The problem with AI at its current stage of evolution is that it largely requires training using data. If the data fed to the system is biased, it would generate bias in the system itself. An apt example is the gender bias in the tech industry. Although an increasing number of women are rising in the sector, it still remains largely male-dominated. So, like with Amazon, if the AI hiring tool uses data in which the candidates are predominantly male, it is highly likely to show gender bias. This applies to racial bias as well.
Another problem is that targeted advertisements for jobs also tend to be biased. If the job posting doesn’t reach the right candidates in the first place, future biases in recruitment would persist. Additionally, job descriptions themselves are often gender-biased. If a job sounds too “macho”, women are unlikely to apply.
As AI continues to witness increasing adoption and popularity in recruitment, bias is potentially a concern. However, the use of AI has some inherent traits that eliminate biases, at least to some extent. The most important one is that AI-based tools are simply efficient. Consider the task of scanning through all the applications an organisation receives. This task will certainly be performed faster and more efficiently than the current hasty and often biased screening techniques human employers use. According to an article in Harvard Business Review, companies get more than 250 applicants for a single open role. Manually handling every single application is simply not practical, so recruiters currently review only 10-20% of the applications, based on their colleges, employee referral programs, etc.
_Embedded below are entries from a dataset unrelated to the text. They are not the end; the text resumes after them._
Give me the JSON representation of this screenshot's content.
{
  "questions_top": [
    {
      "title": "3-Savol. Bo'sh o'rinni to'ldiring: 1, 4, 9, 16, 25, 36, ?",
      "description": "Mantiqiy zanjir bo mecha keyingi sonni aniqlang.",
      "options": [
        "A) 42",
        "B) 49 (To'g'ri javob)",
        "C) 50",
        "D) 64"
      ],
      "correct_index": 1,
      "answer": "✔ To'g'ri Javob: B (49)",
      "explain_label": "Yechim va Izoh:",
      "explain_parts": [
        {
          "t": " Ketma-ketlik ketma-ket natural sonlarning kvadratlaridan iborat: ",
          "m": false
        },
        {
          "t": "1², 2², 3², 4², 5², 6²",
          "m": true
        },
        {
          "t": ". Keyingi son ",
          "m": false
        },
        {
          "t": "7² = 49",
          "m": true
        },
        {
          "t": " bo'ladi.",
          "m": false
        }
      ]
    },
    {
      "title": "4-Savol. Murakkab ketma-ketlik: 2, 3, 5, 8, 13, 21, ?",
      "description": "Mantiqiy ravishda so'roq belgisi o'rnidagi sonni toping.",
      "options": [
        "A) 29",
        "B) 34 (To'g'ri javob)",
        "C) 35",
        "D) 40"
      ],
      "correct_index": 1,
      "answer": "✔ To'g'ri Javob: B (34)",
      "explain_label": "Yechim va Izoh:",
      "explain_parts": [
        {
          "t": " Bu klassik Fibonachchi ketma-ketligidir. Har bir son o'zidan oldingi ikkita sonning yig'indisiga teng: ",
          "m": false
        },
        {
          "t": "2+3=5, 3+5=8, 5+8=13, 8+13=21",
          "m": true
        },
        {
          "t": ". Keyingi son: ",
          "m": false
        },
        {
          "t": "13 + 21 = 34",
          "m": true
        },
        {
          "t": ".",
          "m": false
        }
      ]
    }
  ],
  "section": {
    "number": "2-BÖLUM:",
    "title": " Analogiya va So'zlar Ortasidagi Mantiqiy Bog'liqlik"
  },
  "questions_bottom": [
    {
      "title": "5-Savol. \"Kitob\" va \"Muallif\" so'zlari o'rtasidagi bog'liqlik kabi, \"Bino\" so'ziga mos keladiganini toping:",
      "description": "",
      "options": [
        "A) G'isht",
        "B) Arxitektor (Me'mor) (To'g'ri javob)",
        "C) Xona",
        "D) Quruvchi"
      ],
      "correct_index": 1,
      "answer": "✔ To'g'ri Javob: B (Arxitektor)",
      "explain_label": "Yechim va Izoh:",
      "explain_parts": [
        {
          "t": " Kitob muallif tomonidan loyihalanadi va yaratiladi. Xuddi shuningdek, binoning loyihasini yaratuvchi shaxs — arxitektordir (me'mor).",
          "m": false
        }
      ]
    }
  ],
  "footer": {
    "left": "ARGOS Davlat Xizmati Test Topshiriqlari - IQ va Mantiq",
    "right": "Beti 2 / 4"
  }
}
However, this screening method drastically reduces the diversity of the candidates. Using AI, this problem can be eliminated, and all the candidates’ applications would at least be scanned.
Of course, the fact that the applications are scanned wouldn’t matter at all if the system is biased. However, this can be remedied, too. One way to approach this is to control the data that the program uses. It may be set to exclude data about gender, ethnicity and other irrelevant information that could lead to bias. Such a step may have, to some extent, at the very least, eliminated problems similar to the one Amazon faced.
The bottom line is that although AI in hiring can be just as biased as the humans who program it, it’s still possible to identify and correct bias in AI, unlike in humans. If conscious steps are taken to ensure that the AI recruitment tools used are not biased, it could potentially eliminate bias in the initial stages of recruiting.